    This web only file has been produced by the BMJ Publishing Group from an electronic file supplied by the author(s) and has not been edited for content.


  • Contributors MRC wrote the first draft and designed the search strategy. All authors designed and conceptualised the protocol. AA-B, BS, J-PN, AN, ML, PK, TJO' and LV critically revised the manuscript for intellectual content. All authors approved the final version.

  • Funding This research received no specific grant from any funding agency in the public, commercial or not-for-profit sectors. MRC is supported by an Australian Government Research Training Programme (RTP) Scholarship.

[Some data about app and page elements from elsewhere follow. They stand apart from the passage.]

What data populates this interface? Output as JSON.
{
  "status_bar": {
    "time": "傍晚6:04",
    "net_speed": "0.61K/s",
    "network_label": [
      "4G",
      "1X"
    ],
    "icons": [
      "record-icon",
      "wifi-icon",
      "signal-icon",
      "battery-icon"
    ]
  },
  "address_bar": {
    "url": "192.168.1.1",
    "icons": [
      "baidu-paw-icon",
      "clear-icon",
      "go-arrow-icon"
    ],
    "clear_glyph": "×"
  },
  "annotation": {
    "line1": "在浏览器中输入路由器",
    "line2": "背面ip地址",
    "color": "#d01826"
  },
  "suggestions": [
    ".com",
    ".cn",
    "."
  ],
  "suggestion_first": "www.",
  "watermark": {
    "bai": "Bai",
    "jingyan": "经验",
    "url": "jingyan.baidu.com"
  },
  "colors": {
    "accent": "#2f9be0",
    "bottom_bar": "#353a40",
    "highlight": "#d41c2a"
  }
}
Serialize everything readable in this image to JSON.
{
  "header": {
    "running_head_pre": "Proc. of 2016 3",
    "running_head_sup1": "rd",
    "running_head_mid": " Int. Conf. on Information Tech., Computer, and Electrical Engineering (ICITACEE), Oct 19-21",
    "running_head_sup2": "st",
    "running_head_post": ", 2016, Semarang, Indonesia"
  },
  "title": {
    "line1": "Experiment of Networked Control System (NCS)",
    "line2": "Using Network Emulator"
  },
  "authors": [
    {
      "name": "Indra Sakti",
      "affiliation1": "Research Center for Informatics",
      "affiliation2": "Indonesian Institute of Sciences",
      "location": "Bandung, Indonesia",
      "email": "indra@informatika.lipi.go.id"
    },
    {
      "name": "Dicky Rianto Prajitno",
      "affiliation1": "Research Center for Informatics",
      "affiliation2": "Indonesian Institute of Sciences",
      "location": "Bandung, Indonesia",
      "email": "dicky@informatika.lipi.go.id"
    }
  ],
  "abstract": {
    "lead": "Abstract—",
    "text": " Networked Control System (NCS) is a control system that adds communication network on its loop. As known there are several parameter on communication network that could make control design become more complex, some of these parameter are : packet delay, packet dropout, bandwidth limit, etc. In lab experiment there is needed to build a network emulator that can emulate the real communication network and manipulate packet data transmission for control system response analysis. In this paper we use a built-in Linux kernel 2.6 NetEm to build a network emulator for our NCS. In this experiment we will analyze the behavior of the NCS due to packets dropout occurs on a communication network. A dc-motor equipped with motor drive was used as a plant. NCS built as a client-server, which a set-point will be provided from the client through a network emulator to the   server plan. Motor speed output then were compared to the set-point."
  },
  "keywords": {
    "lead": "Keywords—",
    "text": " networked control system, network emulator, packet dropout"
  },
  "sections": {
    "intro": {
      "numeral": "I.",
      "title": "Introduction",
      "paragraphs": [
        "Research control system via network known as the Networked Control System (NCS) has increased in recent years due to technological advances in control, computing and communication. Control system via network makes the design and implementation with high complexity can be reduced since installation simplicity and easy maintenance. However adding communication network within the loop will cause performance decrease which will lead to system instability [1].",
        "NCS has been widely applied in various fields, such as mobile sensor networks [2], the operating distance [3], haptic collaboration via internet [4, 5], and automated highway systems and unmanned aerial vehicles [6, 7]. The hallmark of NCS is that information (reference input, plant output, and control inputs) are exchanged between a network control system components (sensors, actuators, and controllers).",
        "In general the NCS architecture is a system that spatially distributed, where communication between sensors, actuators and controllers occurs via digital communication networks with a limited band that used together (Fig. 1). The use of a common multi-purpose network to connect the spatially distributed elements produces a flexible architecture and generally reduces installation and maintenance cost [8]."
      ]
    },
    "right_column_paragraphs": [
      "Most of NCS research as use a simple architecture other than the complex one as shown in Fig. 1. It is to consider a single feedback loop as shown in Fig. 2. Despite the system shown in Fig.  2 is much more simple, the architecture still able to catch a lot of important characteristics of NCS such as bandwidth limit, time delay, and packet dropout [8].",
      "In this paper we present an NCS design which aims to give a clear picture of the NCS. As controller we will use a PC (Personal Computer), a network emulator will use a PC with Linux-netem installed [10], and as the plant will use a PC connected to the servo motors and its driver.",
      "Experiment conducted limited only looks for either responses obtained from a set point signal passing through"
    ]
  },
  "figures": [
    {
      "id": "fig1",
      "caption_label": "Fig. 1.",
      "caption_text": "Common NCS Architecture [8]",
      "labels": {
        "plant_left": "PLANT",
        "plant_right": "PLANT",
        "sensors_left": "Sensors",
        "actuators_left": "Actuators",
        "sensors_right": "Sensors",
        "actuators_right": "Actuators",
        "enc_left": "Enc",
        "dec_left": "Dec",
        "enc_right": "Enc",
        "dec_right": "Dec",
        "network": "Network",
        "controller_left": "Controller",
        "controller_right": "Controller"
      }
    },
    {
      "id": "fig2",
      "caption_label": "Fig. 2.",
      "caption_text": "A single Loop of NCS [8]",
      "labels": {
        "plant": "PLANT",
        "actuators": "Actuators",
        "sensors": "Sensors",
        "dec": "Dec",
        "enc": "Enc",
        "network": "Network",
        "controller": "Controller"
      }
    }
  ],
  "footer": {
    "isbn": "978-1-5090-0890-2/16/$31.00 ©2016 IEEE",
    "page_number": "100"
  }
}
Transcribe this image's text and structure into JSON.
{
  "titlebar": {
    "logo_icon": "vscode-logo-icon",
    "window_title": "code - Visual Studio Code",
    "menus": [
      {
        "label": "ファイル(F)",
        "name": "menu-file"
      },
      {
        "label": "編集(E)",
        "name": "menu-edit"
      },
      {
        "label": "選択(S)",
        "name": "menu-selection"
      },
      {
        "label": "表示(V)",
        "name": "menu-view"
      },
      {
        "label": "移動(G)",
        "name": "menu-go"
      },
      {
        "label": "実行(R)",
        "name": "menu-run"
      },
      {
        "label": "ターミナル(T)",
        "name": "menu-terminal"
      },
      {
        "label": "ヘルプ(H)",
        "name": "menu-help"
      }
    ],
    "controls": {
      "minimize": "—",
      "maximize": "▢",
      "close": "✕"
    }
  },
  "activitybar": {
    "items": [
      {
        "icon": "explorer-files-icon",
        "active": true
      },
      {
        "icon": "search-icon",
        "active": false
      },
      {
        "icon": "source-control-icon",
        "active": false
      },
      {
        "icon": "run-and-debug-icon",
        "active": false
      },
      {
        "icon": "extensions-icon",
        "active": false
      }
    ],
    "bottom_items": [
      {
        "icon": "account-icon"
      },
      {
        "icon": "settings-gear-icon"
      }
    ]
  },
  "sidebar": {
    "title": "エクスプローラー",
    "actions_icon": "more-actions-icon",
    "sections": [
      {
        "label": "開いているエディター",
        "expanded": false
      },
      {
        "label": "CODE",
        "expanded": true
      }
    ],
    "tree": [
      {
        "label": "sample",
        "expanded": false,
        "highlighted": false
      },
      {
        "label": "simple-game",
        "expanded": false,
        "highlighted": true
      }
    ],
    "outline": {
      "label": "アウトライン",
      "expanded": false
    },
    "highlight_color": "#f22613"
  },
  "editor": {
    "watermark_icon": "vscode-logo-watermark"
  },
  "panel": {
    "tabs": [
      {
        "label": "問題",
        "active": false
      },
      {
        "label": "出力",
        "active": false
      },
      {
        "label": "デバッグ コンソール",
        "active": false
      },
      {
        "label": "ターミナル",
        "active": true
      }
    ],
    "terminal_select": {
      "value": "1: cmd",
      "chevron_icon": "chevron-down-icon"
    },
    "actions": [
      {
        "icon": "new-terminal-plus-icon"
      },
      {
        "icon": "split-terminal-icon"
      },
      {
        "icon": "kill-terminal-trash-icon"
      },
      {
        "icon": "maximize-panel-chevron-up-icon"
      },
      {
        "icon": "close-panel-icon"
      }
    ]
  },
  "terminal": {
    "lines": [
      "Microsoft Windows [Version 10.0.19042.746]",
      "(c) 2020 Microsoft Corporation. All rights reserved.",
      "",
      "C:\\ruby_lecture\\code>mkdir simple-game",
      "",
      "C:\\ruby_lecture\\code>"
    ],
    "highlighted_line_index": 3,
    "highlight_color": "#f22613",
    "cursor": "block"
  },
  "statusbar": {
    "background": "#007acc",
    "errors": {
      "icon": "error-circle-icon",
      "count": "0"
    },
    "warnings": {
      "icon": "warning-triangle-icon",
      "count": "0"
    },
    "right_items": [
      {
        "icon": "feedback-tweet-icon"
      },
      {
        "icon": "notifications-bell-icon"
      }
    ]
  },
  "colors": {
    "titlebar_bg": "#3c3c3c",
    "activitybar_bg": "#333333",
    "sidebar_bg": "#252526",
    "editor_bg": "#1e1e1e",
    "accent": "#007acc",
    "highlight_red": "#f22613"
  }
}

  • Competing interests None declared.

  • Patient and public involvement Patients and/or the public were not involved in the design, or conduct, or reporting, or dissemination plans of this research.

  • Provenance and peer review Not commissioned; externally peer reviewed.

  • Supplemental material This content has been supplied by the author(s). It has not been vetted by BMJ Publishing Group Limited (BMJ) and may not have been peer-reviewed. Any opinions or recommendations discussed are solely those of the author(s) and are not endorsed by BMJ. BMJ disclaims all liability and responsibility arising from any reliance placed on the content. Where the content includes any translated material, BMJ does not warrant the accuracy and reliability of the translations (including but not limited to local regulations, clinical guidelines, terminology, drug names and drug dosages), and is not responsible for any error and/or omissions arising from translation and adaptation or otherwise.